Table of contents:
- When might you need emergency contraception?
- Pills or spiral: which way to choose?
- What are the contraindications for emergency contraception?
- How does emergency contraception affect health?
- How often can emergency contraception be used?
There are many situations in which emergency contraception may be needed. Whatever the reason for choosing this particular method, you need to act quickly, but without losing your head. We tell you what you need and can do if everything did not go according to plan.
When might you need emergency contraception?
All cases in which emergency contraception may be needed can be divided into two main groups:
- no contraception was used during intercourse;
- there is reason to believe that contraception was ineffective during sex (the condom broke, oral contraceptives were not taken on time, it was not possible to interrupt intercourse).

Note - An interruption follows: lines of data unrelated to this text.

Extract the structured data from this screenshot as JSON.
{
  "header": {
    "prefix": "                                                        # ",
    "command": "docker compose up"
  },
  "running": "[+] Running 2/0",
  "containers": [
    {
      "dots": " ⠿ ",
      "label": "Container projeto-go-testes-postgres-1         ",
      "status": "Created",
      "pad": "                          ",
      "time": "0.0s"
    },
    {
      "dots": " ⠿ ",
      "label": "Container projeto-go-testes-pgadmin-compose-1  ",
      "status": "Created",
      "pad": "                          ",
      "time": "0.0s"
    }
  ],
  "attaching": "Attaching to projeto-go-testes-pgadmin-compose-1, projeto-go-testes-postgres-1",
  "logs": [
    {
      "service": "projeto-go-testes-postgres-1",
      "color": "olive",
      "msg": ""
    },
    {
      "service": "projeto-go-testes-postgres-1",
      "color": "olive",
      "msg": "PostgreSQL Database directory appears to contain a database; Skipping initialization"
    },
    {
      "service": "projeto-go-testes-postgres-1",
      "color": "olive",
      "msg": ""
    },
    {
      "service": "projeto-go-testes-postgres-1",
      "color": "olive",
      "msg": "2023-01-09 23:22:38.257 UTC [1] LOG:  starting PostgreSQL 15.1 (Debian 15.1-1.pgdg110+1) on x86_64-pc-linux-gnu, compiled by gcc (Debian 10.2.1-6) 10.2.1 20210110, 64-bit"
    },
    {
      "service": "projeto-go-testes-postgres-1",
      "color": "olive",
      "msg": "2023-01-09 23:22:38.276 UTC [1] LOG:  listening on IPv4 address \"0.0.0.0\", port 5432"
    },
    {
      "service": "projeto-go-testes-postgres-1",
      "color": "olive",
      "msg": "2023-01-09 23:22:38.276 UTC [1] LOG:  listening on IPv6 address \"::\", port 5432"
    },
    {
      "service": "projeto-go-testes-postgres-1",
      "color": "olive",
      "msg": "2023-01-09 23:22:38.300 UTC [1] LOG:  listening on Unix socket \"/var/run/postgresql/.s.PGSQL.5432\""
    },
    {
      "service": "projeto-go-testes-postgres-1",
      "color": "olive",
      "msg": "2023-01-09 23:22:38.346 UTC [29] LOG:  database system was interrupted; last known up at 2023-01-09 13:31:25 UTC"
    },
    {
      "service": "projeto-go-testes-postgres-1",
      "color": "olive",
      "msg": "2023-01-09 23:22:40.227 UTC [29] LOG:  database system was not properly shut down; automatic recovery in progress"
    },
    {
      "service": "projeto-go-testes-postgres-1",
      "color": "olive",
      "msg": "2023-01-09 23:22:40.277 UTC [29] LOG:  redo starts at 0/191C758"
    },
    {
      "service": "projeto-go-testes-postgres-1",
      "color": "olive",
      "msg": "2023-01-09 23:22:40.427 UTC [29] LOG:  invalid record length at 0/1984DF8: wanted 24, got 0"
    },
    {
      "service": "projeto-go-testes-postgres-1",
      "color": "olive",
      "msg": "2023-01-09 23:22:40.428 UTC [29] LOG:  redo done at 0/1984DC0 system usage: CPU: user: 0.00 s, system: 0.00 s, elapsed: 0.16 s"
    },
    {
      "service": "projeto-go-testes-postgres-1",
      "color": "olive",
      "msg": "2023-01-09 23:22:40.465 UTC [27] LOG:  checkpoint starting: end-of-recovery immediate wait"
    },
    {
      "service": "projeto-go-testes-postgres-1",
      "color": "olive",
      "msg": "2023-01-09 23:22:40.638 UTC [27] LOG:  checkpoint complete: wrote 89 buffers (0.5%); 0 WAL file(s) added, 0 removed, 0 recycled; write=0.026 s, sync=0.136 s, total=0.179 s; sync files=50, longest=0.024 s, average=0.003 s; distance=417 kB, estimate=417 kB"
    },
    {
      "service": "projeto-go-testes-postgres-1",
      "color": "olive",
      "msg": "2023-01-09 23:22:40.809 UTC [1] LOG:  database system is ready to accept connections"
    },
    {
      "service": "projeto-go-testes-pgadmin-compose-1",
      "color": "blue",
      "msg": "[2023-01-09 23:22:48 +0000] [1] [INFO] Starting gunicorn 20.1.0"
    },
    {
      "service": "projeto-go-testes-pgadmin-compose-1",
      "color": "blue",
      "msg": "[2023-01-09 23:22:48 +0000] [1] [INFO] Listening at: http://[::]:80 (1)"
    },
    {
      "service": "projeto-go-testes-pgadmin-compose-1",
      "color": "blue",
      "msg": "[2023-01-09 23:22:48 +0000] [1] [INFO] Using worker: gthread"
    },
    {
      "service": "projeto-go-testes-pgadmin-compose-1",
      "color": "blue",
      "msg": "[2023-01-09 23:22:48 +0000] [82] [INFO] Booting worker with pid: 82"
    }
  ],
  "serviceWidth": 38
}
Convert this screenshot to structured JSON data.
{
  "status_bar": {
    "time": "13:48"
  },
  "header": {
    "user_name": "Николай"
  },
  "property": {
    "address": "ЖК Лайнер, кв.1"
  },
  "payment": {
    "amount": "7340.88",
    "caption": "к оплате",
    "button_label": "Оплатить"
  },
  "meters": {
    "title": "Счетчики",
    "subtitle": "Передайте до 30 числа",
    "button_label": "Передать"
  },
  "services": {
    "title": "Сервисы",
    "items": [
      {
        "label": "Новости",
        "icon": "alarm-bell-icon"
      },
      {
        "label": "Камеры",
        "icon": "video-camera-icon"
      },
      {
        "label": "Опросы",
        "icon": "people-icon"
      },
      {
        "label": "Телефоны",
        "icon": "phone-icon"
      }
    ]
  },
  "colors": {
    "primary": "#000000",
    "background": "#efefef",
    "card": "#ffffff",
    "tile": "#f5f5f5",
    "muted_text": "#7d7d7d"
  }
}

Pills or spiral: which way to choose?
There are now two main methods of protection against unwanted pregnancies. The first, more famous, is to accept pillcontaining a large dose of levonorgestrel. This hormone acts in several directions at once:
it will prevent the release of the egg from the ovary and will also interfere with the fertilization process. It is necessary to drink a pill within three days after unprotected intercourse, and the effectiveness of emergency contraception is the higher, the earlier the drug is taken.
In addition, the World Health Organization (WHO) recommends other pills for emergency contraception: these can be combined oral contraceptives that contain ethinyl estradione and levonogestrel, as well as drugs based on ulipristal acetate. intrauterine devicecontaining copper. In this case, you will not be able to cope on your own, and therefore you will have to go to the doctor. This must be done within five days after unprotected sex: the contraceptive effect does not depend on which day the spiral is installed.
WHO experts call the installation of an intrauterine device (this term has now replaced the coil) the most effective means of emergency contraception.
The main component of an intrauterine device is copper. It causes changes in the composition of the environment in the uterus, as a result of which sperm and eggs become less viable, and the likelihood of fertilization is reduced. Contrary to popular belief, an intrauterine device does not have an abortive effect. Eggs are most often not fertilized, but if this still happens, then they do not reach the uterine cavity, but die even at the approaches. There is no scientific data confirming the fact that the spiral can harm an embryo that has already begun to form.
The main disadvantage of the intrauterine device is that the installation should only be carried out by a qualified specialist. An important bonus of the spiral is a long-term contraceptive effect; after installation, the device will work for several years, protecting against pregnancy.
What are the contraindications for emergency contraception?
Both pills and an intrauterine device are suitable for any woman: there are no absolute age restrictions, there are no requirements for the postponed childbirth - emergency contraception is also suitable for those who have not given birth. However, there are conditions in which it is impossible to install an intrauterine device, the doctor decides on the installation.
The effectiveness of the pills may depend not only on the day of administration, but also on the woman's weight: drugs based on levonogestrel may not work if the weight exceeds 70 kg.
How does emergency contraception affect health?
Emergency contraceptive pills are surrounded by many myths: some say that they will cause serious hormonal disruption, leading to a complete disruption of the cycle and even infertility.
In reality, this is not the case.Yes, the body will receive, along with the pills, a fairly large dose of hormones at a time, but this will only cause short-term similar effects: menstruation will begin at a different time and, most likely, will be more abundant and painful. In addition, the chest will swell and begin to ache, headaches, abdominal pains, nausea and weakness may occur.
You should see a doctor if …
- … you still suspect pregnancy;
- … symptoms persist for several days;
- … your period is more than 7 days late;
- … you feel pain in the lower abdomen - this could be a sign of an ectopic pregnancy.
How often can emergency contraception be used?
You can take pills no more than once per menstrual cycle, otherwise the dose of hormones may indeed be too large and cause serious changes in the condition.
In any case, emergency contraception is also emergency, which can be used only in exceptional cases, and not on a regular basis. In addition, it is important to remember that this method is only suitable for preventing unwanted pregnancies, but will not protect against sexually transmitted diseases.